How can someone separate a piece of art from the person who makes it? If done right, that piece is a direct interpretation of the world through the eyes of the maker. Endorsing this perspective by paying to see it is surely an endorsement of the person sharing it, right?
I’m not sure about that.
All I can do is offer my own perspective on the topic, though I’ve observed many others comment on it.
In my experience, separating the art from the artist has been something to ponder, but I often come to the conclusion that doing so is not especially challenging. If one were to take separating the art from the artist seriously, and adhere to that philosophy as closely as possible, there would be few artists left to admire.
People who create, just like those who don’t, can be flawed, troubled, tortured, guilty, angry and sad. At some point in their life, they likely succumbed to the impulses that come along with these feelings and made a mistake. I certainly wouldn’t endorse the behavior they displayed in their darkest moment, but the art that may have come from that experience is likely something I’d find relatable and honest. For me, an artist is generally at their best when they’re facing their fears or expressing their truest self. Holding the worst of someone against them would be fairly hypocritical, and would result in attaching myself to the most inoffensive, least insightful art there is.
One question that comes up in this debate, especially following what I’ve already stated, is whether or not there is a limit to someone’s behavior. My initial inclination is to deny the notion that any bad action can reverse my feelings on an artist, though I suppose I could imagine some scenarios where I would deny giving them attention. I guess if someone stabbed me, I probably wouldn’t add any of their songs to my Spotify playlists. There’s other offenses, too, that I’m sure would turn me off for some amount of time, but my engagement with something is far more likely to be based on if I like an individual piece rather than who made it.

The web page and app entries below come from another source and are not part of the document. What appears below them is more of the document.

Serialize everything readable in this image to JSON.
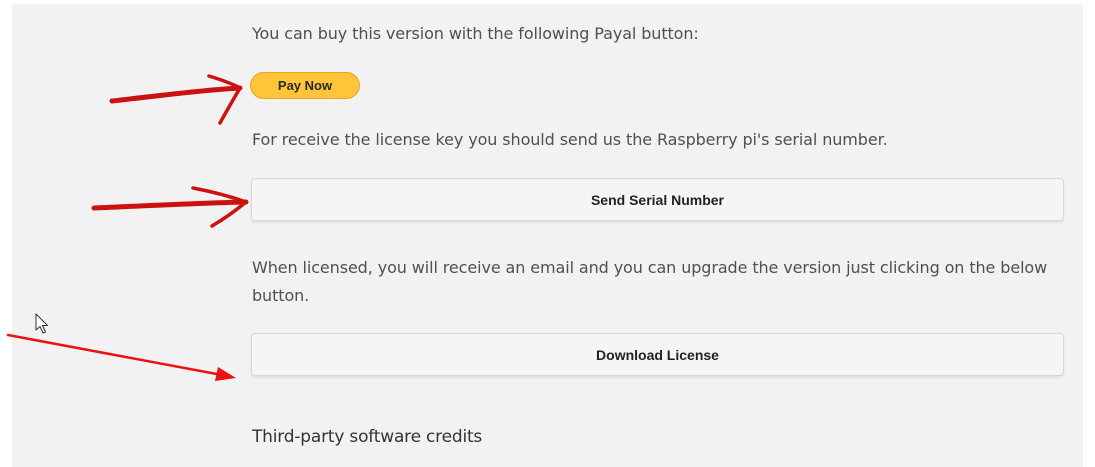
{
  "content": {
    "buy_text": "You can buy this version with the following Payal button:",
    "pay_button_label": "Pay Now",
    "license_text": "For receive the license key you should send us the Raspberry pi's serial number.",
    "send_serial_label": "Send Serial Number",
    "licensed_text": "When licensed, you will receive an email and you can upgrade the version just clicking on the below button.",
    "download_license_label": "Download License",
    "credits_heading": "Third-party software credits"
  },
  "colors": {
    "pay_button": "#ffc439",
    "annotation_arrow": "#cc1111"
  },
  "icons": {
    "cursor": "mouse-pointer-icon"
  }
}
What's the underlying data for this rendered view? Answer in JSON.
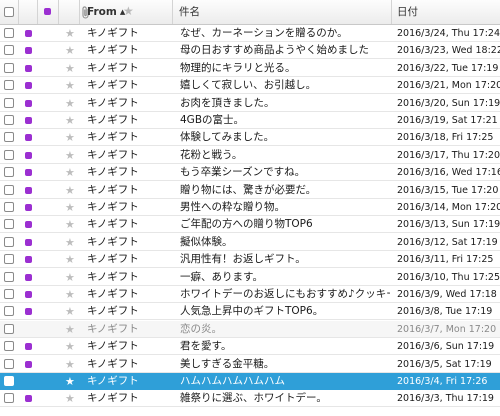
{
  "columns": {
    "from": "From",
    "subject": "件名",
    "date": "日付"
  },
  "colors": {
    "tag": "#9b2fd1",
    "selected": "#2f9fd8"
  },
  "messages": [
    {
      "from": "キノギフト",
      "subject": "なぜ、カーネーションを贈るのか。",
      "date": "2016/3/24, Thu 17:24",
      "tagged": true,
      "read": false,
      "selected": false
    },
    {
      "from": "キノギフト",
      "subject": "母の日おすすめ商品ようやく始めました",
      "date": "2016/3/23, Wed 18:22",
      "tagged": true,
      "read": false,
      "selected": false
    },
    {
      "from": "キノギフト",
      "subject": "物理的にキラリと光る。",
      "date": "2016/3/22, Tue 17:19",
      "tagged": true,
      "read": false,
      "selected": false
    },
    {
      "from": "キノギフト",
      "subject": "嬉しくて寂しい、お引越し。",
      "date": "2016/3/21, Mon 17:20",
      "tagged": true,
      "read": false,
      "selected": false
    },
    {
      "from": "キノギフト",
      "subject": "お肉を頂きました。",
      "date": "2016/3/20, Sun 17:19",
      "tagged": true,
      "read": false,
      "selected": false
    },
    {
      "from": "キノギフト",
      "subject": "4GBの富士。",
      "date": "2016/3/19, Sat 17:21",
      "tagged": true,
      "read": false,
      "selected": false
    },
    {
      "from": "キノギフト",
      "subject": "体験してみました。",
      "date": "2016/3/18, Fri 17:25",
      "tagged": true,
      "read": false,
      "selected": false
    },
    {
      "from": "キノギフト",
      "subject": "花粉と戦う。",
      "date": "2016/3/17, Thu 17:20",
      "tagged": true,
      "read": false,
      "selected": false
    },
    {
      "from": "キノギフト",
      "subject": "もう卒業シーズンですね。",
      "date": "2016/3/16, Wed 17:16",
      "tagged": true,
      "read": false,
      "selected": false
    },
    {
      "from": "キノギフト",
      "subject": "贈り物には、驚きが必要だ。",
      "date": "2016/3/15, Tue 17:20",
      "tagged": true,
      "read": false,
      "selected": false
    },
    {
      "from": "キノギフト",
      "subject": "男性への粋な贈り物。",
      "date": "2016/3/14, Mon 17:20",
      "tagged": true,
      "read": false,
      "selected": false
    },
    {
      "from": "キノギフト",
      "subject": "ご年配の方への贈り物TOP6",
      "date": "2016/3/13, Sun 17:19",
      "tagged": true,
      "read": false,
      "selected": false
    },
    {
      "from": "キノギフト",
      "subject": "擬似体験。",
      "date": "2016/3/12, Sat 17:19",
      "tagged": true,
      "read": false,
      "selected": false
    },
    {
      "from": "キノギフト",
      "subject": "汎用性有！お返しギフト。",
      "date": "2016/3/11, Fri 17:25",
      "tagged": true,
      "read": false,
      "selected": false
    },
    {
      "from": "キノギフト",
      "subject": "一癖、あります。",
      "date": "2016/3/10, Thu 17:25",
      "tagged": true,
      "read": false,
      "selected": false
    },
    {
      "from": "キノギフト",
      "subject": "ホワイトデーのお返しにもおすすめ♪クッキー特集",
      "date": "2016/3/9, Wed 17:18",
      "tagged": true,
      "read": false,
      "selected": false
    },
    {
      "from": "キノギフト",
      "subject": "人気急上昇中のギフトTOP6。",
      "date": "2016/3/8, Tue 17:19",
      "tagged": true,
      "read": false,
      "selected": false
    },
    {
      "from": "キノギフト",
      "subject": "恋の炎。",
      "date": "2016/3/7, Mon 17:20",
      "tagged": false,
      "read": true,
      "selected": false
    },
    {
      "from": "キノギフト",
      "subject": "君を愛す。",
      "date": "2016/3/6, Sun 17:19",
      "tagged": true,
      "read": false,
      "selected": false
    },
    {
      "from": "キノギフト",
      "subject": "美しすぎる金平糖。",
      "date": "2016/3/5, Sat 17:19",
      "tagged": true,
      "read": false,
      "selected": false
    },
    {
      "from": "キノギフト",
      "subject": "ハムハムハムハムハム",
      "date": "2016/3/4, Fri 17:26",
      "tagged": false,
      "read": false,
      "selected": true
    },
    {
      "from": "キノギフト",
      "subject": "雑祭りに選ぶ、ホワイトデー。",
      "date": "2016/3/3, Thu 17:19",
      "tagged": true,
      "read": false,
      "selected": false
    }
  ]
}
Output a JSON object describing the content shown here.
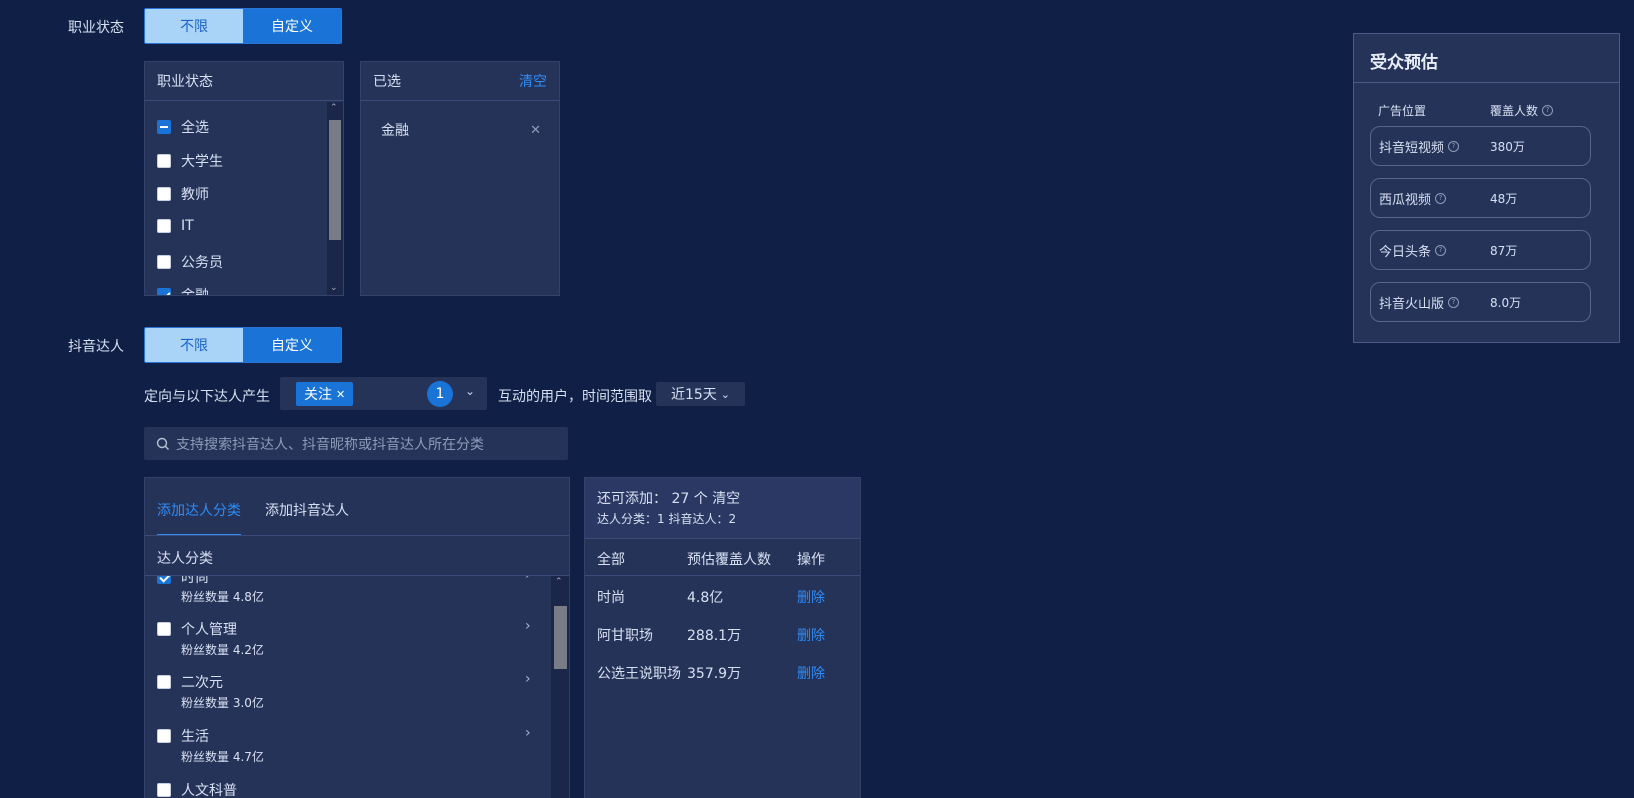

In my day, I’ve listened to music created by murderers and creeps and watched films by rapists and racists. I very much dislike these people, full stop, no questions asked. But can I not appreciate what they accomplished on the set or in the studio? I often do, but there’s a real debate as to whether these people should be given a platform to share their stories given the nature of their crimes. And it’s especially worth noting that, when I listen to “Be My Baby,” Phil Spector murdering someone isn’t necessarily the first thing on my mind. I don’t know if I would consciously go out and buy a vinyl that Phil Spector produced, because I don’t want to support his estate, but I’m not going to skip his songs every time they come on the radio to make some political gesture no one will ever recognize.
I feel very confident in knowing that I’m not a unique hypocrite or something of that nature. Each and every person fails to separate the art from the artist, whether they are willing to admit it or not. You see, I’m convinced any piece of art or any artist can and will be used to fit any political agenda desired. The recent rise in attention on the right to George Orwell’s “1984” is especially amusing to me, considering Orwell was a socialist, atheist, non-American. Anyone thinking he was a leftist hero, on the other hand, needs to come to terms with him being a clear product of his time on homosexuality and what would become the aesthetic of the hippies.
You see, Orwell was an actual human with faults and shortcomings regardless of where you stand politically. The mental gymnastics needed to make him your perfect, heroic character are tiring to say the least. Some reservations and compromises must be reached in order to say you like “1984,” or anything else, because everyone who creates is not you and doesn’t believe everything you do. They didn’t create things from your perspective and weren’t considerate of your headspace when they made it. So basically, in order to enjoy anything in the arts, you’ll either have to be boring, sell out completely or just stop worrying so much about whether now is the right time to enjoy something or not. If you really respond well to something, the artist who made it will be secondary and separate from the art itself.
Sam Zavada is a copy editor with The Standard-Speaker in Hazleton. He previously served as the news clerk at The Standard-Speaker, working with the obituaries and the community and lifestyle pages. Sam’s work in print dates back to his time at King’s College, where he spent two years as the editor in chief of the school’s newspaper, The Crown. Earlier in his time with The Crown, he worked as a staff writer and the entertainment manager. Contact him at email@example.com.